For those working their way out of poverty, bureaucratic requirements can be daunting. Poverty is not just a matter of money. It influences the mental and emotional well-being of those living within the day-to-day struggles of its clutches. Even with welfare reform, low-income people continue to face challenges that can seem isolating and insurmountable. The situation, however, is not hopeless. In fact, I believe that change is possible, and it begins with education. Education begins with understanding.
I recently learned of a program, called Walk a Mile, that fosters understanding by pairing public policymakers and low-income people, one on one, for a month of “walking in each other’s shoes.”
The inspiration behind this national program is to bridge the gap between policymakers and the constituents whose lives are affected by government policy. Walk a Mile is rooted in the principle that greater personal understanding of issues facing low-income individuals by policymakers will lead to the development of sound public policy.

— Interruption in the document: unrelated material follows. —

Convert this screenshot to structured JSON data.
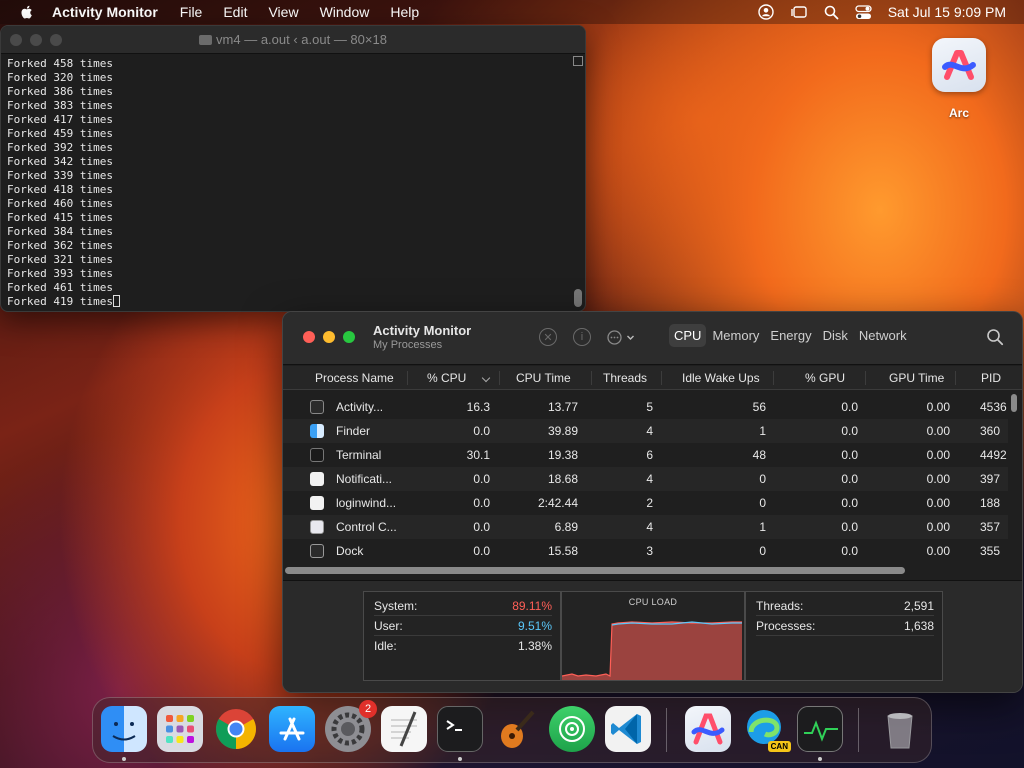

Walk a Mile takes place November 15 through December 14. During the course of the four-week program, low-income individuals are matched with participating policymakers and share activities that are part of their regular routine, such as going to a welfare office, food bank or grocery store; or attending a public hearing or community meeting or visiting the Legislature. Policymakers also will be asked to feed their families on the amount that a low-income constituent would receive on food stamps.
It is said that sometimes the best solutions are the simplest ones. Walk a Mile is a simple concept with the potential of far-reaching results. Walk a Mile leads to the kind of understanding that makes politics work better for everybody by simply having people meet face to face to share their stories, reveal their experiences and learn the truth about their obstacles.
Join me in participating in this wonderful program. Please encourage your local public-policy representative to participate in Walk a Mile. If you are low-income or know a low-income person who has a story to tell, we would like to encourage you to join Walk a Mile. There is hope in the process, and I believe we can learn a lot from each other.